Blood Thinners Have Role in Cancer Care to Prevent Embolism

Newswise — Analysis of anticoagulants in patients with malignant cancer shows that further study is needed to establish an adjuvant, or combined, treatment protocol. Cancer patients are at a high risk for venous thromboembolism (VTE), and cancer-related thromboembolic events have emerged as the second-leading cause of death in patients undergoing chemotherapy.
TResearchers working with Sbarro Health Research Organization (SHRO) under the leadership of Professor Antonio Giordano, M.D., Ph.D., recently analyzed the relationship between cancer, inflammation and vascular thrombotic diseases. This review examined all of the available experimental data about the antiinflammatory and anticancer effects of the most commonly used anticoagulant therapies in patients with malignancy. The authors conclude that the pleiotropic effects of anticoagulants are of significant interest and should be considered alongside drug–drug interactions and benefit/risk balance of drugs.
“Dedicated and continuous efforts should be made to coordinate medical education and training and to promote clinical research in cardio-oncology,” says Giordano, President of SHRO. “Because cardio-oncology care is a growing field, there is need for proper fellowship programs to train cardiologists in cancer-cardiovascular care”

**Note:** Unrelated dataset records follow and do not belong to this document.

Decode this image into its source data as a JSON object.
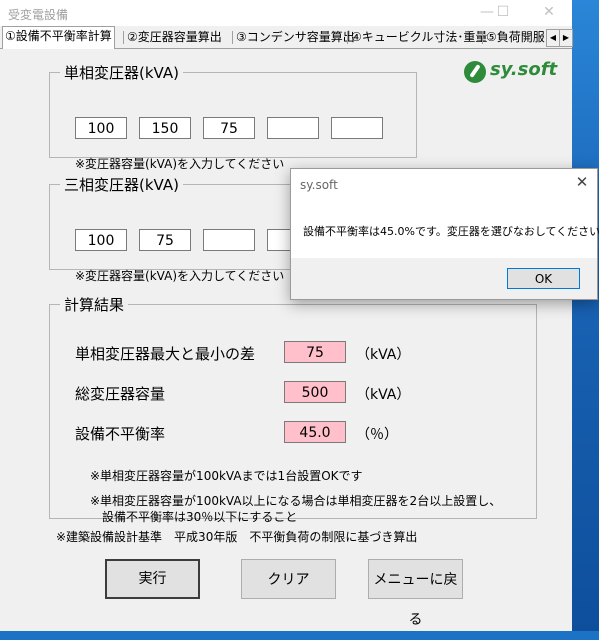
{
  "window": {
    "title": "受変電設備",
    "minimize_glyph": "—",
    "maximize_glyph": "☐",
    "close_glyph": "✕"
  },
  "tabs": [
    "①設備不平衡率計算",
    "②変圧器容量算出",
    "③コンデンサ容量算出",
    "④キュービクル寸法･重量",
    "⑤負荷開服"
  ],
  "tab_scroll": {
    "left": "◀",
    "right": "▶"
  },
  "logo": {
    "text": "sy.soft",
    "color": "#2e8b3a"
  },
  "single_phase": {
    "legend": "単相変圧器(kVA)",
    "values": [
      "100",
      "150",
      "75",
      "",
      ""
    ],
    "note": "※変圧器容量(kVA)を入力してください"
  },
  "three_phase": {
    "legend": "三相変圧器(kVA)",
    "values": [
      "100",
      "75",
      "",
      ""
    ],
    "note": "※変圧器容量(kVA)を入力してください"
  },
  "results": {
    "legend": "計算結果",
    "rows": [
      {
        "label": "単相変圧器最大と最小の差",
        "value": "75",
        "unit": "（kVA）"
      },
      {
        "label": "総変圧器容量",
        "value": "500",
        "unit": "（kVA）"
      },
      {
        "label": "設備不平衡率",
        "value": "45.0",
        "unit": "（％）"
      }
    ],
    "note1": "※単相変圧器容量が100kVAまでは1台設置OKです",
    "note2_line1": "※単相変圧器容量が100kVA以上になる場合は単相変圧器を2台以上設置し、",
    "note2_line2": "設備不平衡率は30％以下にすること"
  },
  "footer_note": "※建築設備設計基準　平成30年版　不平衡負荷の制限に基づき算出",
  "buttons": {
    "run": "実行",
    "clear": "クリア",
    "menu": "メニューに戻る"
  },
  "dialog": {
    "title": "sy.soft",
    "close_glyph": "✕",
    "message": "設備不平衡率は45.0%です。変圧器を選びなおしてください。",
    "ok": "OK"
  },
  "colors": {
    "result_bg": "#ffc0cb",
    "desktop": "#1c72c4",
    "ok_border": "#0078d7"
  }
}
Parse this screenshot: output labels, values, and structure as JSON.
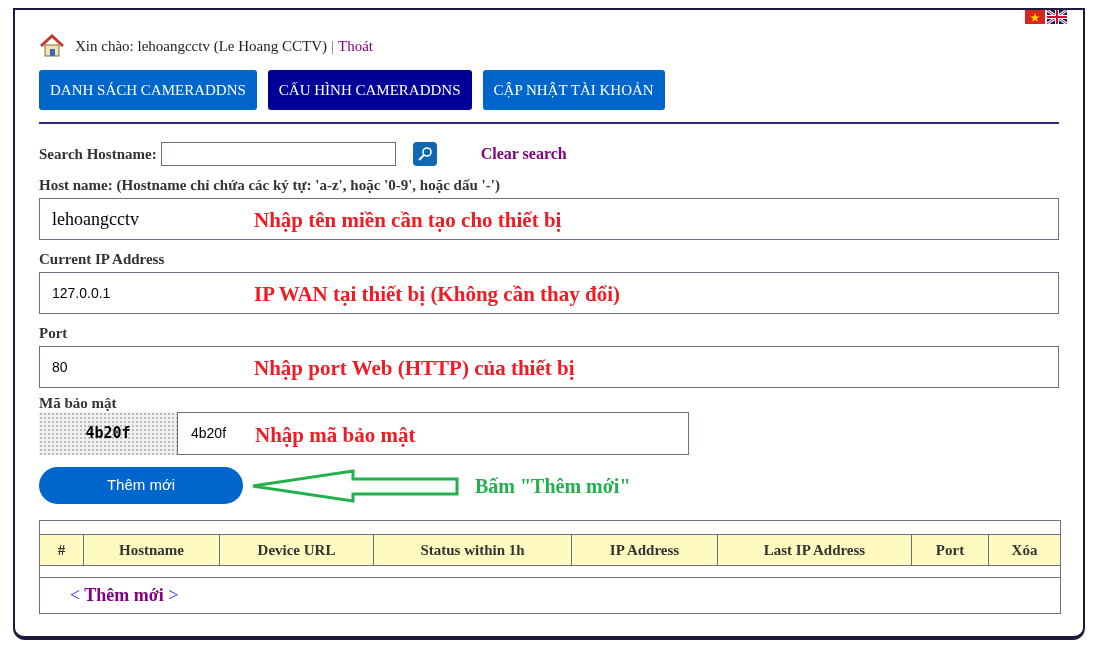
{
  "greeting": {
    "text": "Xin chào: lehoangcctv (Le Hoang CCTV)",
    "separator": "|",
    "logout": "Thoát"
  },
  "tabs": [
    {
      "label": "DANH SÁCH CAMERADDNS",
      "selected": false
    },
    {
      "label": "CẤU HÌNH CAMERADDNS",
      "selected": true
    },
    {
      "label": "CẬP NHẬT TÀI KHOẢN",
      "selected": false
    }
  ],
  "search": {
    "label": "Search Hostname:",
    "clear": "Clear search"
  },
  "fields": [
    {
      "label": "Host name: (Hostname chỉ chứa các ký tự: 'a-z', hoặc '0-9', hoặc dấu '-')",
      "value": "lehoangcctv",
      "kind": "serif",
      "annotation": "Nhập tên miền cần tạo cho thiết bị"
    },
    {
      "label": "Current IP Address",
      "value": "127.0.0.1",
      "kind": "sans",
      "annotation": "IP WAN tại thiết bị (Không cần thay đổi)"
    },
    {
      "label": "Port",
      "value": "80",
      "kind": "sans",
      "annotation": "Nhập port Web (HTTP) của thiết bị"
    }
  ],
  "captcha": {
    "label": "Mã bảo mật",
    "image_text": "4b20f",
    "value": "4b20f",
    "annotation": "Nhập mã bảo mật"
  },
  "submit": {
    "label": "Thêm mới",
    "annotation": "Bấm \"Thêm mới\""
  },
  "table": {
    "columns": [
      "#",
      "Hostname",
      "Device URL",
      "Status within 1h",
      "IP Address",
      "Last IP Address",
      "Port",
      "Xóa"
    ],
    "add_link": {
      "prefix": "<",
      "label": "Thêm mới",
      "suffix": ">"
    }
  }
}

“Before starting the anticoagulation therapy, a careful cardio-oncologic evaluation is required,” says co-author Professor Vincenzo Russo, M.D., Ph.D., University of Campania, “as patients with gastrointestinal and genitourinary malignancy showed an increased risk of major bleeding. 
A patient-centered approach based on the clinical characteristics and biomarker evaluation may help clinicians to choose the optimal anticoagulation strategy in patients with malignancy.”